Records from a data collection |
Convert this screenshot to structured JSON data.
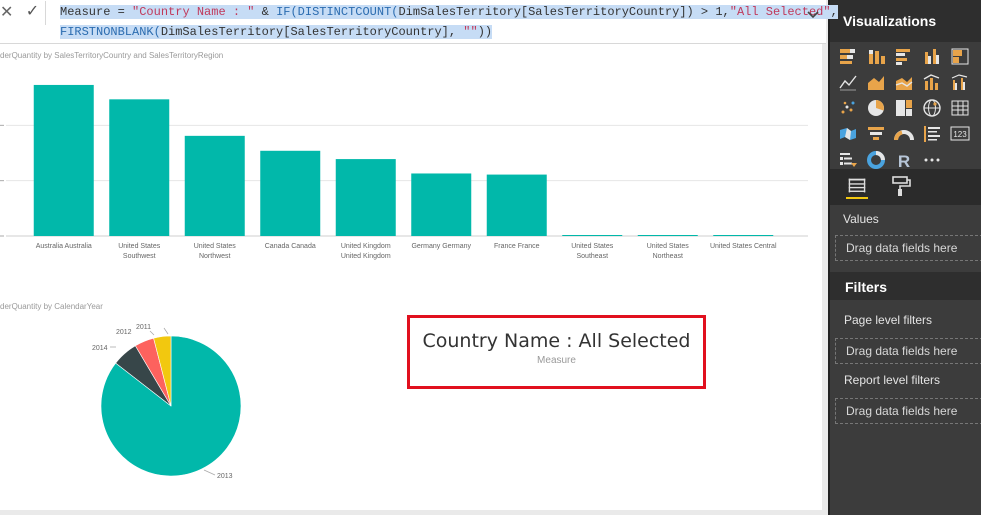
{
  "formula": {
    "cancel_icon": "close-icon",
    "commit_icon": "check-icon",
    "line1_a": "Measure",
    "line1_b": " = ",
    "line1_c": "\"Country Name : \"",
    "line1_d": " & ",
    "line1_e": "IF(DISTINCTCOUNT(",
    "line1_f": "DimSalesTerritory[SalesTerritoryCountry]",
    "line1_g": ") > 1,",
    "line1_h": "\"All Selected\"",
    "line1_i": ",",
    "line2_a": "FIRSTNONBLANK(",
    "line2_b": "DimSalesTerritory[SalesTerritoryCountry]",
    "line2_c": ", ",
    "line2_d": "\"\"",
    "line2_e": "))"
  },
  "bar_visual": {
    "title": "derQuantity by SalesTerritoryCountry and SalesTerritoryRegion"
  },
  "pie_visual": {
    "title": "derQuantity by CalendarYear"
  },
  "card": {
    "value": "Country Name : All Selected",
    "label": "Measure",
    "highlight_color": "#e1101e"
  },
  "chart_data": [
    {
      "type": "bar",
      "title": "derQuantity by SalesTerritoryCountry and SalesTerritoryRegion",
      "categories": [
        [
          "Australia Australia"
        ],
        [
          "United States",
          "Southwest"
        ],
        [
          "United States",
          "Northwest"
        ],
        [
          "Canada Canada"
        ],
        [
          "United Kingdom",
          "United Kingdom"
        ],
        [
          "Germany Germany"
        ],
        [
          "France France"
        ],
        [
          "United States",
          "Southeast"
        ],
        [
          "United States",
          "Northeast"
        ],
        [
          "United States Central"
        ]
      ],
      "values": [
        27.3,
        24.7,
        18.1,
        15.4,
        13.9,
        11.3,
        11.1,
        0.15,
        0.12,
        0.1
      ],
      "ylim": [
        0,
        30
      ],
      "gridlines": [
        10,
        20
      ],
      "grid": true,
      "color": "#01b8aa"
    },
    {
      "type": "pie",
      "title": "derQuantity by CalendarYear",
      "labels": [
        "2013",
        "2014",
        "2012",
        "2011"
      ],
      "values": [
        85.5,
        6.0,
        4.5,
        4.0
      ],
      "colors": [
        "#01b8aa",
        "#374649",
        "#fd625e",
        "#f2c80f"
      ]
    }
  ],
  "pane": {
    "visualizations_title": "Visualizations",
    "viz_icons": [
      "stacked-bar-icon",
      "stacked-column-icon",
      "clustered-bar-icon",
      "clustered-column-icon",
      "100-bar-icon",
      "line-icon",
      "area-icon",
      "stacked-area-icon",
      "line-column-icon",
      "line-clustered-column-icon",
      "scatter-icon",
      "pie-icon",
      "treemap-icon",
      "globe-map-icon",
      "table-icon",
      "filled-map-icon",
      "funnel-icon",
      "gauge-icon",
      "multirow-card-icon",
      "card-icon",
      "slicer-icon",
      "donut-icon",
      "r-visual-icon",
      "more-icon"
    ],
    "fields_tab_icon": "fields-icon",
    "format_tab_icon": "paint-roller-icon",
    "values_label": "Values",
    "values_well": "Drag data fields here",
    "filters_title": "Filters",
    "page_filters_label": "Page level filters",
    "page_filters_well": "Drag data fields here",
    "report_filters_label": "Report level filters",
    "report_filters_well": "Drag data fields here"
  }
}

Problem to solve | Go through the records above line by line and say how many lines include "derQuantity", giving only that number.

Final answer | 4